“My servant David shall be king over them; and they shall all have one shepherd. They shall follow my ordinances and be careful to observe my statutes. They shall dwell in the land where your fathers dwelt that I gave to my servant Jacob; they and their children and their children’s children shall dwell there forever; and David my servant shall be their prince forever” (Ezekiel 37:24-25)

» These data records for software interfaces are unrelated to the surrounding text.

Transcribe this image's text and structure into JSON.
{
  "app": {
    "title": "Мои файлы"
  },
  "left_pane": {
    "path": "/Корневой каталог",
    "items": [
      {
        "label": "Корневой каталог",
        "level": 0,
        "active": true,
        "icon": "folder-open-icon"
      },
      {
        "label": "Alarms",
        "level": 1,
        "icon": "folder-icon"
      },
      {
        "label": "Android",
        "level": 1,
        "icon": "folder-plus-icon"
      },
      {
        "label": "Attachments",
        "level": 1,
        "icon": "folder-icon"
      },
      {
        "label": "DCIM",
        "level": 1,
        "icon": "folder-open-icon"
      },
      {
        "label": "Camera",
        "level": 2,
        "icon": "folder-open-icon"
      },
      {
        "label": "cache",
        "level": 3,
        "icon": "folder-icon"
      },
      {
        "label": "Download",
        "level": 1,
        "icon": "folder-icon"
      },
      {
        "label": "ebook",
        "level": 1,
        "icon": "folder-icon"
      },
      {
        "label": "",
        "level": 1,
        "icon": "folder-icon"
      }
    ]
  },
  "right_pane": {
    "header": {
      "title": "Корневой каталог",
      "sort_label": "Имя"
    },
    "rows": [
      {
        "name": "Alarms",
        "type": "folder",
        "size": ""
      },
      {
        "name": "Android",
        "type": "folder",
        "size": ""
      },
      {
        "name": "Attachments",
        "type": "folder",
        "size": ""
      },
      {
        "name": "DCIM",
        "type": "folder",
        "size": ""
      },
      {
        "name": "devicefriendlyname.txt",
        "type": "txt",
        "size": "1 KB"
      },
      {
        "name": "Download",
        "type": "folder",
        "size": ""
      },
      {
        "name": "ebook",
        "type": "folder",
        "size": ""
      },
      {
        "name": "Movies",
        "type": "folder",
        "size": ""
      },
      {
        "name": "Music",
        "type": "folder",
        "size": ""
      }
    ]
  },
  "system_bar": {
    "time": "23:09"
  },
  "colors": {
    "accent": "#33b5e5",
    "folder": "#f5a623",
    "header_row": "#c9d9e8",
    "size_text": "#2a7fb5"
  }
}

[i] Ze'ev H. Erlich (Jabo), “the Garden of Uzza in Ketef Hinnom”, in Judea and Samaria Research Studies, Vol. 5, 1996 Ariel, pp. 61-79 (Hebrew). [ii] Gabriel Barkay, “The Problem of the Location of the Last Burial Place of the Kings of Judah”, in Between Hermon and Sinai Memorial to Amnon, Studies in the History, Archaeology and Geography of Eretz Israel, 1977, Jerusalem, pp. 75-92 (Hebrew). [iii] Elchanan Reiner, “The Place Where the Lord’s Ark of the Covenant Used to be Until the House was Built: A History and Local Tradition”, in New Studies in the Archaeology of Jerusalem and its Region Vol. III, 2009 Jerusalem, p. 50 (Hebrew). [iv] Reiner 2009, p. 49. [v] Jacob Pinkerfeld, “David’s Tomb’ Notes on the History of the Building: Preliminary Report”, Bulletin of the Louis Rabinowitz Fund for the Exploration of Ancient Synagogues 3, Jerusalem, 1960, pp. 41-43. [vi] Amit Re’em, “Pierotti's Cave": The mystery of underground cavern underneath the Tomb of David on Mount Zion, in Studies of Ancient Jerusalem, the 14th Annual Conference, 2013, Jerusalem, pp. 102-129 (Hebrew). [vii] Josephus, Antiquities of the Jews, William Whiston trans. XVI, 7, 1. [viii] Ze'ev Yeivin, “The Cave of Machpelah”, Qadmoniot Vol. ט, No. 4 (36), 1976, pp. 125-129 (Hebrew). [ix] Josephus, The Wars of The Jews, William Whiston trans. IV, 9, 7. [x] Noam Arnon, The Cave, Discoveries and Studies in The Cave of Machpelah, 2017, Midreshet Hebron, pp. 38-117 (Hebrew). [xi] The Itinerary of Rabbi Benjamin of Tudela, critical text, translation and commentary by Marcus Nathan Adler, 1907, New York, p. 38-40, 41. [xii] Zev Vilnay, Holy Monuments in the Land of Israel, 1986, Jerusalem, p. 321 (Hebrew). [xiii] Milka Levy-Rubin, “The Rediscovery of the Uppsala Map of Crusader Jerusalem”, Zeitschrift Des Deutschen Palästina-Vereins (1953-), vol. 111, no. 2, 1995, pp. 162–167. [xiv] Re’em, “Pierotti's Cave", p. 112. [xv] Ermete Pierotti, Jerusalem Explored, 1864, London. [xvi] Ibid, p. 214. [xvii] Ibid, p. 215. [xviii] Ibid. [xix] Ibid, p. 216. [xx] Ermete Pierotti, Macpéla ou Tombeau des Patriarches à Hébron, Lausanne, Howard et Delisle, 1869. [xxi] Re’em, Pierotti's Cave, pp. 119-121. [xxii] Talmud Bavli, Rosh Hashanah 25a.